Task details → Write every line of the following listing exactly as it reads.

*-*-*

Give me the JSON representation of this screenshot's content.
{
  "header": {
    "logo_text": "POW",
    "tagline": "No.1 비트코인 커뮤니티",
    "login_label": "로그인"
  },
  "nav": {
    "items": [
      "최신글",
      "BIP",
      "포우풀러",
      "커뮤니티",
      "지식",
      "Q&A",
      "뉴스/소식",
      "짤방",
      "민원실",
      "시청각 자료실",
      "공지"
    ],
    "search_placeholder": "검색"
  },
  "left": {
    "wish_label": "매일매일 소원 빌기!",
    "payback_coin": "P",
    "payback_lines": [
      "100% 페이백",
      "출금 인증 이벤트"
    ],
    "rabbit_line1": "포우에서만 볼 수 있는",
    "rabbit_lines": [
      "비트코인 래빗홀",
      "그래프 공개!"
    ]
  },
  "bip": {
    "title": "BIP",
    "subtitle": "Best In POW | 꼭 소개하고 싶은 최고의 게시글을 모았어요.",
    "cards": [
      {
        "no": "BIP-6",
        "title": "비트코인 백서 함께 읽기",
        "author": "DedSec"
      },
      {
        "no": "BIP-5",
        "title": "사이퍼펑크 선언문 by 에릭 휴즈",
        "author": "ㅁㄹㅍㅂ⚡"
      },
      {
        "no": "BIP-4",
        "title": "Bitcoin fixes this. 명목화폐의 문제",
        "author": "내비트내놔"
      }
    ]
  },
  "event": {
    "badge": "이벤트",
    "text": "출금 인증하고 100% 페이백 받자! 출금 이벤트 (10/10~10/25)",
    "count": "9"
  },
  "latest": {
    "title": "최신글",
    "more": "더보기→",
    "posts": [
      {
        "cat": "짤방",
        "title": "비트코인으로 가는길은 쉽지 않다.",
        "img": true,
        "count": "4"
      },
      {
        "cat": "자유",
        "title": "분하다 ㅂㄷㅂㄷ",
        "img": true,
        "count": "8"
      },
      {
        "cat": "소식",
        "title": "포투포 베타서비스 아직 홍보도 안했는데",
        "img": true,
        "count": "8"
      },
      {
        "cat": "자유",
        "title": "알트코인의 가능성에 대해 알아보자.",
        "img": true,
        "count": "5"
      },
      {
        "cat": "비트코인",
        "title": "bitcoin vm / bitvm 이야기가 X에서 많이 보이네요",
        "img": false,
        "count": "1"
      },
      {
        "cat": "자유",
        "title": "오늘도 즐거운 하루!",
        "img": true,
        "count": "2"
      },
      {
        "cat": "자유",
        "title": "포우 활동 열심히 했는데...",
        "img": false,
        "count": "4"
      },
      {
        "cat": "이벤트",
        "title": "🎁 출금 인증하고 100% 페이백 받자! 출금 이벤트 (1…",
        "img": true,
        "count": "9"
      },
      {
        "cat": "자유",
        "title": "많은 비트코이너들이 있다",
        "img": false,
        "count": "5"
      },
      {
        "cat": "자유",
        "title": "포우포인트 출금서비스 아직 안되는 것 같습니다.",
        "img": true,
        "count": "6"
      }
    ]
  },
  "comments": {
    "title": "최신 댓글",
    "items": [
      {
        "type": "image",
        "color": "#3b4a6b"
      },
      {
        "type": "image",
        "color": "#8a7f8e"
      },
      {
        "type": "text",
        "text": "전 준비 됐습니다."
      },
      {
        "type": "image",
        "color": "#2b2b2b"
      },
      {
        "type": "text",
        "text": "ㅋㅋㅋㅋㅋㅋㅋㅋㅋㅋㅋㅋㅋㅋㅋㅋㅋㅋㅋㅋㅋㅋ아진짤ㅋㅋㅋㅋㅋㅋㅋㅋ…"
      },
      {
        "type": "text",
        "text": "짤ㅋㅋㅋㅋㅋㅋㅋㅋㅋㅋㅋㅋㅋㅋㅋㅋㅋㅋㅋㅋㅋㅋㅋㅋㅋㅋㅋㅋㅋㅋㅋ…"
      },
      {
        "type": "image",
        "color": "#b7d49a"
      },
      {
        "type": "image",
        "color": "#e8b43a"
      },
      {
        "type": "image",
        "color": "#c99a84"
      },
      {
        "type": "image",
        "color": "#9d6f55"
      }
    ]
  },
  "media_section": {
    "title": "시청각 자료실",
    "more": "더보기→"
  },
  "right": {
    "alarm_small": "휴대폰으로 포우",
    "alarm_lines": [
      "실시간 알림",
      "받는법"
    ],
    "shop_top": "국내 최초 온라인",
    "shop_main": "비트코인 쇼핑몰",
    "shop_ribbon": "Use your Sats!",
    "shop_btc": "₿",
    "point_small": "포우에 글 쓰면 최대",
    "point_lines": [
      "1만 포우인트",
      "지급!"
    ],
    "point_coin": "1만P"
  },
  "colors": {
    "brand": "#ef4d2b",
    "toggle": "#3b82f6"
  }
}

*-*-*

Response to the exercise →
Give me the JSON representation of this screenshot's content.
{
  "header": {
    "logo_text": "POW",
    "tagline": "No.1 비트코인 커뮤니티",
    "login_label": "로그인"
  },
  "nav": {
    "items": [
      "최신글",
      "BIP",
      "포우풀러",
      "커뮤니티",
      "지식",
      "Q&A",
      "뉴스/소식",
      "짤방",
      "민원실",
      "시청각 자료실",
      "공지"
    ],
    "search_placeholder": "검색"
  },
  "left": {
    "wish_label": "매일매일 소원 빌기!",
    "payback_coin": "P",
    "payback_lines": [
      "100% 페이백",
      "출금 인증 이벤트"
    ],
    "rabbit_line1": "포우에서만 볼 수 있는",
    "rabbit_lines": [
      "비트코인 래빗홀",
      "그래프 공개!"
    ]
  },
  "bip": {
    "title": "BIP",
    "subtitle": "Best In POW | 꼭 소개하고 싶은 최고의 게시글을 모았어요.",
    "cards": [
      {
        "no": "BIP-6",
        "title": "비트코인 백서 함께 읽기",
        "author": "DedSec"
      },
      {
        "no": "BIP-5",
        "title": "사이퍼펑크 선언문 by 에릭 휴즈",
        "author": "ㅁㄹㅍㅂ⚡"
      },
      {
        "no": "BIP-4",
        "title": "Bitcoin fixes this. 명목화폐의 문제",
        "author": "내비트내놔"
      }
    ]
  },
  "event": {
    "badge": "이벤트",
    "text": "출금 인증하고 100% 페이백 받자! 출금 이벤트 (10/10~10/25)",
    "count": "9"
  },
  "latest": {
    "title": "최신글",
    "more": "더보기→",
    "posts": [
      {
        "cat": "짤방",
        "title": "비트코인으로 가는길은 쉽지 않다.",
        "img": true,
        "count": "4"
      },
      {
        "cat": "자유",
        "title": "분하다 ㅂㄷㅂㄷ",
        "img": true,
        "count": "8"
      },
      {
        "cat": "소식",
        "title": "포투포 베타서비스 아직 홍보도 안했는데",
        "img": true,
        "count": "8"
      },
      {
        "cat": "자유",
        "title": "알트코인의 가능성에 대해 알아보자.",
        "img": true,
        "count": "5"
      },
      {
        "cat": "비트코인",
        "title": "bitcoin vm / bitvm 이야기가 X에서 많이 보이네요",
        "img": false,
        "count": "1"
      },
      {
        "cat": "자유",
        "title": "오늘도 즐거운 하루!",
        "img": true,
        "count": "2"
      },
      {
        "cat": "자유",
        "title": "포우 활동 열심히 했는데...",
        "img": false,
        "count": "4"
      },
      {
        "cat": "이벤트",
        "title": "🎁 출금 인증하고 100% 페이백 받자! 출금 이벤트 (1…",
        "img": true,
        "count": "9"
      },
      {
        "cat": "자유",
        "title": "많은 비트코이너들이 있다",
        "img": false,
        "count": "5"
      },
      {
        "cat": "자유",
        "title": "포우포인트 출금서비스 아직 안되는 것 같습니다.",
        "img": true,
        "count": "6"
      }
    ]
  },
  "comments": {
    "title": "최신 댓글",
    "items": [
      {
        "type": "image",
        "color": "#3b4a6b"
      },
      {
        "type": "image",
        "color": "#8a7f8e"
      },
      {
        "type": "text",
        "text": "전 준비 됐습니다."
      },
      {
        "type": "image",
        "color": "#2b2b2b"
      },
      {
        "type": "text",
        "text": "ㅋㅋㅋㅋㅋㅋㅋㅋㅋㅋㅋㅋㅋㅋㅋㅋㅋㅋㅋㅋㅋㅋ아진짤ㅋㅋㅋㅋㅋㅋㅋㅋ…"
      },
      {
        "type": "text",
        "text": "짤ㅋㅋㅋㅋㅋㅋㅋㅋㅋㅋㅋㅋㅋㅋㅋㅋㅋㅋㅋㅋㅋㅋㅋㅋㅋㅋㅋㅋㅋㅋㅋ…"
      },
      {
        "type": "image",
        "color": "#b7d49a"
      },
      {
        "type": "image",
        "color": "#e8b43a"
      },
      {
        "type": "image",
        "color": "#c99a84"
      },
      {
        "type": "image",
        "color": "#9d6f55"
      }
    ]
  },
  "media_section": {
    "title": "시청각 자료실",
    "more": "더보기→"
  },
  "right": {
    "alarm_small": "휴대폰으로 포우",
    "alarm_lines": [
      "실시간 알림",
      "받는법"
    ],
    "shop_top": "국내 최초 온라인",
    "shop_main": "비트코인 쇼핑몰",
    "shop_ribbon": "Use your Sats!",
    "shop_btc": "₿",
    "point_small": "포우에 글 쓰면 최대",
    "point_lines": [
      "1만 포우인트",
      "지급!"
    ],
    "point_coin": "1만P"
  },
  "colors": {
    "brand": "#ef4d2b",
    "toggle": "#3b82f6"
  }
}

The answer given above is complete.